Providing high-quality early childhood development opportunities, especially to at-risk youth, can go a long way toward helping children succeed in school and the workplace, RAND researcher Lynn Karoly said during a media call this week.
“High-quality early learning programs can improve school readiness, particularly for disadvantaged children,” said Karoly, a senior economist focusing on child policy, costs and benefits of early childhood programs.
Karoly was one of four RAND experts speaking to media about President Obama's call in his State of the Union address to find ways to increase the number of American children with access to early childhood development and early childhood education programs.
Researcher Rebecca Kilburn said policymakers need to ask the right questions before finding the correct answers to childhood development.

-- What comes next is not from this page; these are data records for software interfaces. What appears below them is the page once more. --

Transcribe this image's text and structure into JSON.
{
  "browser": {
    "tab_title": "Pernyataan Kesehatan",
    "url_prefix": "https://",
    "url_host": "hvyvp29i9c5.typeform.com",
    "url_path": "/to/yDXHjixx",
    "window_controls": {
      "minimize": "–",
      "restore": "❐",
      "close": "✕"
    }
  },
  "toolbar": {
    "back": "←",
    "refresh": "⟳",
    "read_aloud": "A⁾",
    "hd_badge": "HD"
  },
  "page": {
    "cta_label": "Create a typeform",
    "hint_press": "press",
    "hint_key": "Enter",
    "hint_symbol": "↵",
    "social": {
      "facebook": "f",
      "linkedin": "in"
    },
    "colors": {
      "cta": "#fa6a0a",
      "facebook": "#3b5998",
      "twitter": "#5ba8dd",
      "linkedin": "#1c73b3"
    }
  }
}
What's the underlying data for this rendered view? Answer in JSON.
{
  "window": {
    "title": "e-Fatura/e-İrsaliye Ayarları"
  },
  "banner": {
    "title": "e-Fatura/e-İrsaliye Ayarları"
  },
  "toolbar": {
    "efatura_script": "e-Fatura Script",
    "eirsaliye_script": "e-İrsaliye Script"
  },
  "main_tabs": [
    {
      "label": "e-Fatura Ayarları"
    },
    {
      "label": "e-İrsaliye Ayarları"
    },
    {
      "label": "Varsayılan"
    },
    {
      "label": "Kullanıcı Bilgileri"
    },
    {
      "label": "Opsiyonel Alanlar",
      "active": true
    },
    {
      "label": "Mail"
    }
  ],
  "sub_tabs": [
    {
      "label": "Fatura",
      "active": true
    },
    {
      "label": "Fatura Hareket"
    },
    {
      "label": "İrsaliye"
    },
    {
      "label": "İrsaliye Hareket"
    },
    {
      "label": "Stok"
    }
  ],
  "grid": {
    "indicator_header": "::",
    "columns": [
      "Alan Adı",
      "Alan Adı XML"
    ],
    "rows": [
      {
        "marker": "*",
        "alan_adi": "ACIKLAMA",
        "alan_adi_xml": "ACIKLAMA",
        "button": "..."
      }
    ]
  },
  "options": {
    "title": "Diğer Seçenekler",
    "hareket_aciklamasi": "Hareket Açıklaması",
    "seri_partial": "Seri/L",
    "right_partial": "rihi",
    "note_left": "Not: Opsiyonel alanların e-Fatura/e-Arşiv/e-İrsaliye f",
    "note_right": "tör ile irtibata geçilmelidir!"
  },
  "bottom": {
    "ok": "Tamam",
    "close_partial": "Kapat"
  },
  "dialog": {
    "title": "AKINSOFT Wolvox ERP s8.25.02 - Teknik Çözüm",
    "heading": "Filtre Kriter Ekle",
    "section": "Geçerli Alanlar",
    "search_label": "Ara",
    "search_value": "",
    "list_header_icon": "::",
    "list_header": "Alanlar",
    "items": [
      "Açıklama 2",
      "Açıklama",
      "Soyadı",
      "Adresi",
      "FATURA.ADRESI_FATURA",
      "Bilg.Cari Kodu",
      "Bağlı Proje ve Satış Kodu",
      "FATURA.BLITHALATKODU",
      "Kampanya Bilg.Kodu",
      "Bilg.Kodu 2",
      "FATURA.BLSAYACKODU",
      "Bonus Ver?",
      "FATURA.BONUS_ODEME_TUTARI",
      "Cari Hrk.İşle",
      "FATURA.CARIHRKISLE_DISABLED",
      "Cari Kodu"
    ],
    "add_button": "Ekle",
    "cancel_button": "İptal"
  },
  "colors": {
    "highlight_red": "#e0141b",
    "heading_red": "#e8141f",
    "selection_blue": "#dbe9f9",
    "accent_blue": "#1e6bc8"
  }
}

“People want to know: If we're going to expand early childhood programs, which one should we choose?,” said Kilburn, a senior economist and director of the RAND Promising Practices Network on Children, Families and Communities. “Economic analysis suggests that this is the wrong question. Net societal benefits are greatest when a portfolio of programs are offered rather than picking the 'one best' program.” Kilburn also wrote a separate blog post on this topic.
Karoly said a key challenge is to help those families who most need these developmental and education opportunities to use them. Nationally, 55 percent of four-year-olds whose mother is a high school dropout attend preschool, while 87 percent of their counterparts whose mothers have a college degree attend preschool. “As a result, we almost already have universal preschool for children who come from advantaged families,” she said. “The children who could potentially benefit most, those families with lower incomes and fewer resources, those are the children who are least likely to be in preschool programs today.”
Gail Zellman, a senior research psychologist focusing on early childhood education, said it's important that the programs made available to children are of high quality. Lower-quality programs, she said, can actually diminish child outcomes and often fall short in helping children get the largest developmental gains.
“Quality is rarely uniform, but quality rating and improvement systems are expanding and are being implemented in most states today,” Zellman said. “States are putting money into program ratings that systems guide quality improvement efforts.”
Anita Chandra, a senior policy researcher and Research Department Director of the RAND Behavioral and Policy Sciences Department, said policymakers should consider how early childhood programs support social and emotional development and ensure that these programs are integrating all of the systems that care for young children, not simply preschool.
“While the President's plan addresses many important aspects of early childhood education, it will be important for us to remember all of the prenatal, family, and environmental factors that affect a child's ability and readiness to learn,” Chandra said.